The report, drafted principally by the Defense Intelligence Agency, reflects a growing emphasis in the U.S. intelligence community on how environmental issues such as water shortages, natural disasters and climate change may affect U.S. security interests. It assumes no major changes in water-management practices.
Population and economic growth are the biggest near-term drivers of water shortages, while climate change rises as a threat, Clinton said.
Increased tensions over water will require the U.S. to take a leading role in water development, she said.
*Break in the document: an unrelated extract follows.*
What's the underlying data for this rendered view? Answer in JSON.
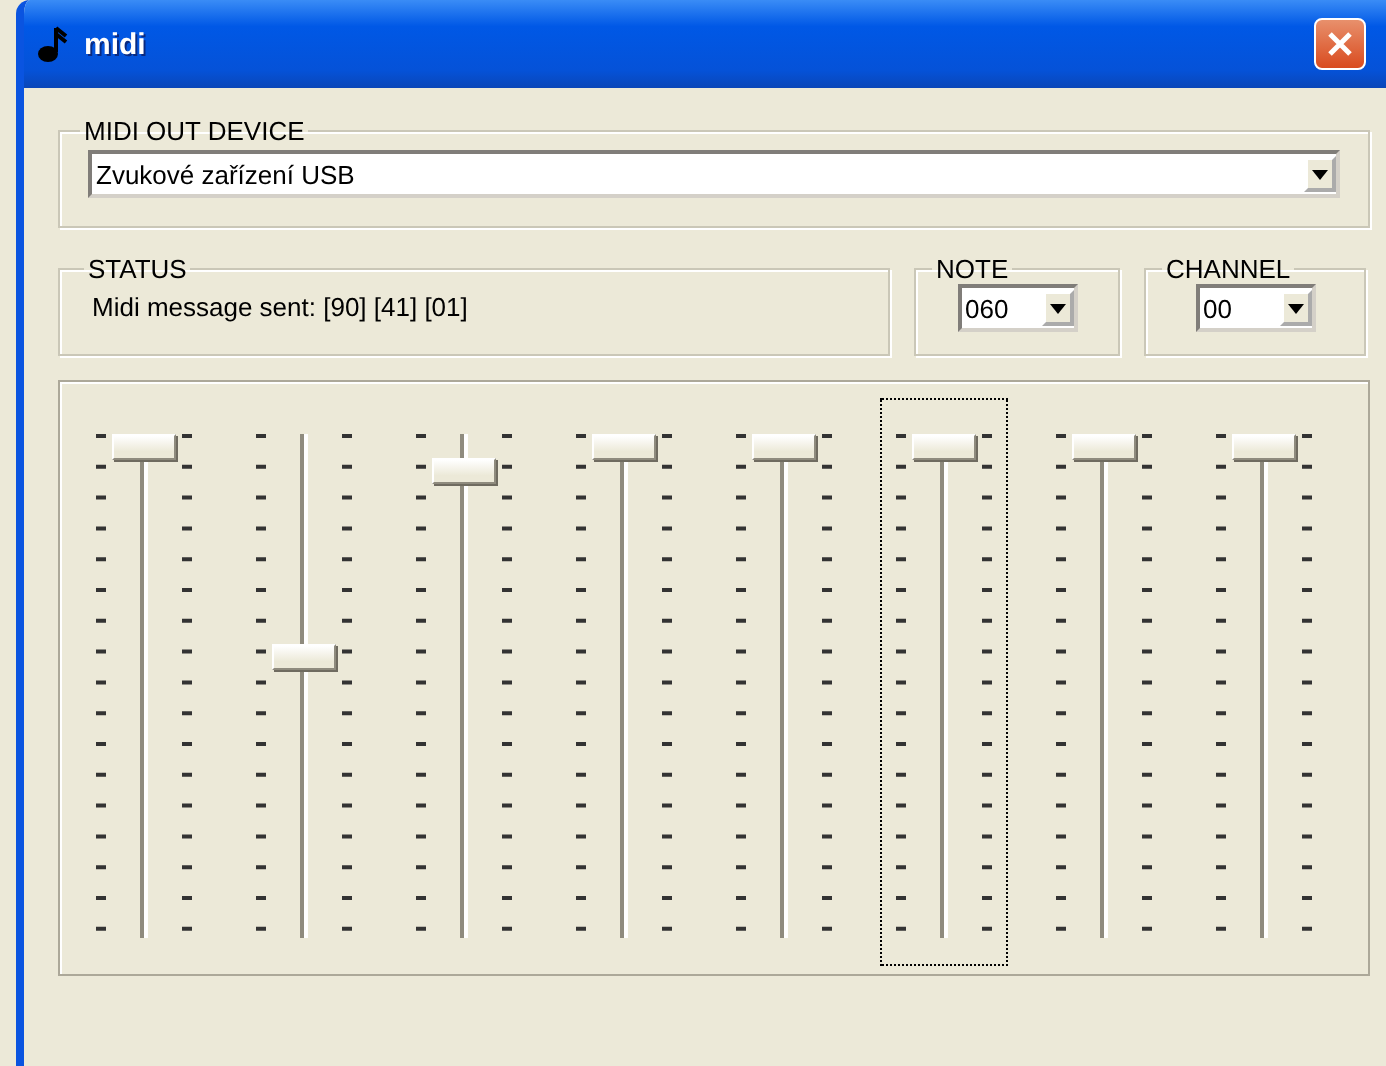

As nations increase water-related projects to gain influence, vulnerable dams, irrigation projects and reservoirs could become more attractive targets for terrorists or military strikes, according to the report.
Depleted groundwater for agriculture, which uses 70 percent of water, could destabilize markets and contribute to price swings such as those last year that sent food costs to a record and created unrest in the Middle East and North Africa, the report’s authors said.
“Many countries important to the United States will experience water problems -- shortages, poor water quality, or floods -- that will risk instability,” the study found. “North Africa, the Middle East, and South Asia will face major challenges coping with water problems.”
Annual global water requirements will be 40 percent more than current sustainable water supplies by 2030, according to a 2009 report by the 2030 Water Resources Group, a World Bank- sponsored collaboration that included Coca-Coca Co. (KO) and Nestle SA (NESN) among its members.
The report also examines seven river basins that may present risks to U.S. security interests, ranking as “inadequate” the management capacity of the Amu Darya in Central Asia and Afghanistan, and the Brahmaputra, which flows from Tibet through India to Bangladesh. The study defines management capacity as the ability of nations, treaties and organizations in an area to manage political grievances over water.
In northern India, overuse of groundwater may limit access to food and water for millions of people, and wells in Yemen may run dry in a decade, Clinton said. China will also face strains because of its rapid economic development, population growth and reliance on the Himalaya mountains for fresh water, Maria Otero, the State Department’s undersecretary for civilian security, democracy and human rights, told reporters.
The intelligence report described the political stability of the Mekong River watershed in Southeast Asia; the Tigris and Euphrates in Turkey, Syria, Iraq and Iran; and the Nile Basin in northern Africa as “limited.” The report rates the Indus in South Asia and the Jordan in the Middle East as “moderate.”